OMA's gold leafing of an existing building as part of the Fondazione Prada museum is a single, and physically non-invasive, design decision which boldly announces the conceptual statement of the entire project - it is the simplicity of this move that we find enchanting.
OMA have built a reputation for daring and controversial design schemes, bold and colourful, using interesting materials and shapes designed to get noticed. However founding director, Rem Koolhaas has acknowledged that they felt mounting pressure to continually surpass themselves and now embrace preservation as a means of achieving intelligent solutions. In Rem Koolhaas’ words conversion architecture requires “intelligence, precision and creativity - and there’s no expectation that we’ll be making a huge splash... Conversions are more about concepts than effects.”.
In his interview with Marianne Wellershoff, published in Kultur Speigel (link below), Koolhaas states “We shouldn’t tear down buildings we can still use…. We have to preserve history. Future generations, after all, should understand the past.”

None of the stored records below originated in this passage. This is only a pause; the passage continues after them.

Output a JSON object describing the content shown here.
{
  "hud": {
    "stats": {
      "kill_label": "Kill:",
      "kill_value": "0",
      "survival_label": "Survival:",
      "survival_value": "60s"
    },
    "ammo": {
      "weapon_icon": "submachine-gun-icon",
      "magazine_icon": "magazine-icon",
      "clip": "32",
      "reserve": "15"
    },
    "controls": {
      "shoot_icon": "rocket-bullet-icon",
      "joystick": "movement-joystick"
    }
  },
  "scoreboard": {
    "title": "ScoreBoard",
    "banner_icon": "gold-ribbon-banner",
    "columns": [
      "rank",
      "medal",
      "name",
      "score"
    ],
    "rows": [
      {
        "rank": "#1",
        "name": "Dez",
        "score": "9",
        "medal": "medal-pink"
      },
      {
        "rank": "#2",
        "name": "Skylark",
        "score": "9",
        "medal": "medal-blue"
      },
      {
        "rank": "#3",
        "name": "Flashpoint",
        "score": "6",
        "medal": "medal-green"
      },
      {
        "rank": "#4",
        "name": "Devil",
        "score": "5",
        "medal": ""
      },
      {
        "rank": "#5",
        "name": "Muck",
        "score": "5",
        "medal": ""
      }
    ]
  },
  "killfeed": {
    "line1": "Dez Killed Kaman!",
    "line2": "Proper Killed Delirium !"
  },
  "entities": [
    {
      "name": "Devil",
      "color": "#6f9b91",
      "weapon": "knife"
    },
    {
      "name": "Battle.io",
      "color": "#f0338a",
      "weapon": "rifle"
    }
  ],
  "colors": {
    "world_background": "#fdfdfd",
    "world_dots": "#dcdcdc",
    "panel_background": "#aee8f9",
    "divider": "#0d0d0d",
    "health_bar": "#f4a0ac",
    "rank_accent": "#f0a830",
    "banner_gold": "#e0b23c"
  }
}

OMA illustrate with the new Fondazione Prada museum (images above) that you don’t need to demolish and build from scratch to create a spectacle, and that the retention of existing buildings does not need to compromise the architectural solution - they can even provide the fabric on which to make a contemporary statement. The Fondazione Prada museum project is the redevelopment of 100 year old factory buildings, with bold new interventions in concrete, metal, and glass and including the refurbishment of an existing tower that OMA have coated in 24-carat-gold leaf. The applied gold finish to a single existing building may appear to be a glaringly modern gesture, but aesthetically the finish balances beautifully with the softer and more industrial material textures on the site. OMA wanted to show how a razor-thin coating can transform an unremarkable building which may otherwise be rejected and demolished due to its poor aesthetics. This gesture also fuels the debate around the value we attribute to historical buildings: how we judge their merit for retention; and how we justify contrasting approaches to the conservation, restoration, and creative reuse of existing structures. On a more practical level, having tried gold leafing on a small scale ourselves, we also marvel at the physical achievement of applying such a delicate material over such a large and unforgiving surface.
Koolhaas states that the buildings developed for the Fondazione Prada museum also include more subtle interplays between old and new - “The outline of the old structure’s windows, for instance, are projected onto the half-transparent surfaces of the new building by daylight.” It may be necessary to make a field trip to Milan to fully appreciate this final concept. Jim, our newest member of the team, is driving to Italy this summer before settling down to join us in September. He’s promised to stop in at the Prada museum, including the bar designed by Wes Anderson, and report back.